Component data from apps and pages
++++++++++

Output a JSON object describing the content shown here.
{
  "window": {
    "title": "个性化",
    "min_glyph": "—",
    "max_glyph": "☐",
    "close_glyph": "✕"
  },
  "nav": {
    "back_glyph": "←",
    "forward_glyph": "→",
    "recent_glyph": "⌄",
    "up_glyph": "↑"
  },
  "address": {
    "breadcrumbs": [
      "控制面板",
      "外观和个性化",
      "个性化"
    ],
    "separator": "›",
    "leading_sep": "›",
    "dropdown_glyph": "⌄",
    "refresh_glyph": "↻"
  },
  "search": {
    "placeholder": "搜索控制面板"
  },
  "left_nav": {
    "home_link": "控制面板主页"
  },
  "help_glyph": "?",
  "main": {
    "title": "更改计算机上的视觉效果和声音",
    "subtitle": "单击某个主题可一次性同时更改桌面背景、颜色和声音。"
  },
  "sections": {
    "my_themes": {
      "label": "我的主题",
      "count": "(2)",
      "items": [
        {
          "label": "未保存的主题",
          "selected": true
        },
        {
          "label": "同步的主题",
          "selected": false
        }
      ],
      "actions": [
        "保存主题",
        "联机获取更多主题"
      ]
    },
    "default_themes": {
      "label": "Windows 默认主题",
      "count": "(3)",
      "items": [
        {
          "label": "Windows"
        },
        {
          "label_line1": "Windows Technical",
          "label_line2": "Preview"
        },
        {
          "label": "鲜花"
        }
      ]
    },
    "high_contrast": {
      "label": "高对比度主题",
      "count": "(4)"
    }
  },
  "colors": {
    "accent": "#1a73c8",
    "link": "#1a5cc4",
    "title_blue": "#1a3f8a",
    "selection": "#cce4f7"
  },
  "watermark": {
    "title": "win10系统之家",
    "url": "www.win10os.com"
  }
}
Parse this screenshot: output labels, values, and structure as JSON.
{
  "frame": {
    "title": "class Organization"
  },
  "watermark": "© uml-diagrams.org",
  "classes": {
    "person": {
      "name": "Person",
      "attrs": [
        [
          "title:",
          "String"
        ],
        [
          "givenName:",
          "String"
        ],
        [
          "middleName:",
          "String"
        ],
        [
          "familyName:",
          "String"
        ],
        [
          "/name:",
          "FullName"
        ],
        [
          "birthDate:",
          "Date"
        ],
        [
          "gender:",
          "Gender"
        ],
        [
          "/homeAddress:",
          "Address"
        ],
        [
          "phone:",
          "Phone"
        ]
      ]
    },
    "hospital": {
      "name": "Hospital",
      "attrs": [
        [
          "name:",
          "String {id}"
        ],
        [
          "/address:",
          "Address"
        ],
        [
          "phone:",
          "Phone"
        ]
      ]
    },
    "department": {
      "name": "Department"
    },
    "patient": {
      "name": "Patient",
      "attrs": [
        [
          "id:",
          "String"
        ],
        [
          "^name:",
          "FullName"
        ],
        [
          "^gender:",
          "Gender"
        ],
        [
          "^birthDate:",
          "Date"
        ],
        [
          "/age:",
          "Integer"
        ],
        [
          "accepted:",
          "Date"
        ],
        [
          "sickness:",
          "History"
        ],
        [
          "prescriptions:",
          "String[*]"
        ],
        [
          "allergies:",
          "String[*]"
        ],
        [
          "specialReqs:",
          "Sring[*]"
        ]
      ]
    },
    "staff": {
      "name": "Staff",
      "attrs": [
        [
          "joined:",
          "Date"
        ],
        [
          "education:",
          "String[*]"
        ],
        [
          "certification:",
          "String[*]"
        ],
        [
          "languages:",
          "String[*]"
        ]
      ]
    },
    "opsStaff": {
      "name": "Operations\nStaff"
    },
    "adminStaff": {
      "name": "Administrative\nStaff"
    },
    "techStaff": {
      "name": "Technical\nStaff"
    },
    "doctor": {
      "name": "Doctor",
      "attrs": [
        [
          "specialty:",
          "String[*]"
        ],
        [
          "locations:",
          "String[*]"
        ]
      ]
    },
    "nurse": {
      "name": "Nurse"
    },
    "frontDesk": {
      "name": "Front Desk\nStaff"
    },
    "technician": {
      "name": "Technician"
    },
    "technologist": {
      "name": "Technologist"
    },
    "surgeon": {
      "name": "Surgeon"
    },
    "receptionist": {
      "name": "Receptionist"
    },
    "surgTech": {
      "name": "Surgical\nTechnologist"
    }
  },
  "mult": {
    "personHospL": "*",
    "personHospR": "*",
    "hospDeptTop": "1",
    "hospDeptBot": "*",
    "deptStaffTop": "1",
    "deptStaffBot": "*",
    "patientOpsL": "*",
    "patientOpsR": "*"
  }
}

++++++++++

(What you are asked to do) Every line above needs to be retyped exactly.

(Answer to this exercise)
Output a JSON object describing the content shown here.
{
  "window": {
    "title": "个性化",
    "min_glyph": "—",
    "max_glyph": "☐",
    "close_glyph": "✕"
  },
  "nav": {
    "back_glyph": "←",
    "forward_glyph": "→",
    "recent_glyph": "⌄",
    "up_glyph": "↑"
  },
  "address": {
    "breadcrumbs": [
      "控制面板",
      "外观和个性化",
      "个性化"
    ],
    "separator": "›",
    "leading_sep": "›",
    "dropdown_glyph": "⌄",
    "refresh_glyph": "↻"
  },
  "search": {
    "placeholder": "搜索控制面板"
  },
  "left_nav": {
    "home_link": "控制面板主页"
  },
  "help_glyph": "?",
  "main": {
    "title": "更改计算机上的视觉效果和声音",
    "subtitle": "单击某个主题可一次性同时更改桌面背景、颜色和声音。"
  },
  "sections": {
    "my_themes": {
      "label": "我的主题",
      "count": "(2)",
      "items": [
        {
          "label": "未保存的主题",
          "selected": true
        },
        {
          "label": "同步的主题",
          "selected": false
        }
      ],
      "actions": [
        "保存主题",
        "联机获取更多主题"
      ]
    },
    "default_themes": {
      "label": "Windows 默认主题",
      "count": "(3)",
      "items": [
        {
          "label": "Windows"
        },
        {
          "label_line1": "Windows Technical",
          "label_line2": "Preview"
        },
        {
          "label": "鲜花"
        }
      ]
    },
    "high_contrast": {
      "label": "高对比度主题",
      "count": "(4)"
    }
  },
  "colors": {
    "accent": "#1a73c8",
    "link": "#1a5cc4",
    "title_blue": "#1a3f8a",
    "selection": "#cce4f7"
  },
  "watermark": {
    "title": "win10系统之家",
    "url": "www.win10os.com"
  }
}
Parse this screenshot: output labels, values, and structure as JSON.
{
  "frame": {
    "title": "class Organization"
  },
  "watermark": "© uml-diagrams.org",
  "classes": {
    "person": {
      "name": "Person",
      "attrs": [
        [
          "title:",
          "String"
        ],
        [
          "givenName:",
          "String"
        ],
        [
          "middleName:",
          "String"
        ],
        [
          "familyName:",
          "String"
        ],
        [
          "/name:",
          "FullName"
        ],
        [
          "birthDate:",
          "Date"
        ],
        [
          "gender:",
          "Gender"
        ],
        [
          "/homeAddress:",
          "Address"
        ],
        [
          "phone:",
          "Phone"
        ]
      ]
    },
    "hospital": {
      "name": "Hospital",
      "attrs": [
        [
          "name:",
          "String {id}"
        ],
        [
          "/address:",
          "Address"
        ],
        [
          "phone:",
          "Phone"
        ]
      ]
    },
    "department": {
      "name": "Department"
    },
    "patient": {
      "name": "Patient",
      "attrs": [
        [
          "id:",
          "String"
        ],
        [
          "^name:",
          "FullName"
        ],
        [
          "^gender:",
          "Gender"
        ],
        [
          "^birthDate:",
          "Date"
        ],
        [
          "/age:",
          "Integer"
        ],
        [
          "accepted:",
          "Date"
        ],
        [
          "sickness:",
          "History"
        ],
        [
          "prescriptions:",
          "String[*]"
        ],
        [
          "allergies:",
          "String[*]"
        ],
        [
          "specialReqs:",
          "Sring[*]"
        ]
      ]
    },
    "staff": {
      "name": "Staff",
      "attrs": [
        [
          "joined:",
          "Date"
        ],
        [
          "education:",
          "String[*]"
        ],
        [
          "certification:",
          "String[*]"
        ],
        [
          "languages:",
          "String[*]"
        ]
      ]
    },
    "opsStaff": {
      "name": "Operations\nStaff"
    },
    "adminStaff": {
      "name": "Administrative\nStaff"
    },
    "techStaff": {
      "name": "Technical\nStaff"
    },
    "doctor": {
      "name": "Doctor",
      "attrs": [
        [
          "specialty:",
          "String[*]"
        ],
        [
          "locations:",
          "String[*]"
        ]
      ]
    },
    "nurse": {
      "name": "Nurse"
    },
    "frontDesk": {
      "name": "Front Desk\nStaff"
    },
    "technician": {
      "name": "Technician"
    },
    "technologist": {
      "name": "Technologist"
    },
    "surgeon": {
      "name": "Surgeon"
    },
    "receptionist": {
      "name": "Receptionist"
    },
    "surgTech": {
      "name": "Surgical\nTechnologist"
    }
  },
  "mult": {
    "personHospL": "*",
    "personHospR": "*",
    "hospDeptTop": "1",
    "hospDeptBot": "*",
    "deptStaffTop": "1",
    "deptStaffBot": "*",
    "patientOpsL": "*",
    "patientOpsR": "*"
  }
}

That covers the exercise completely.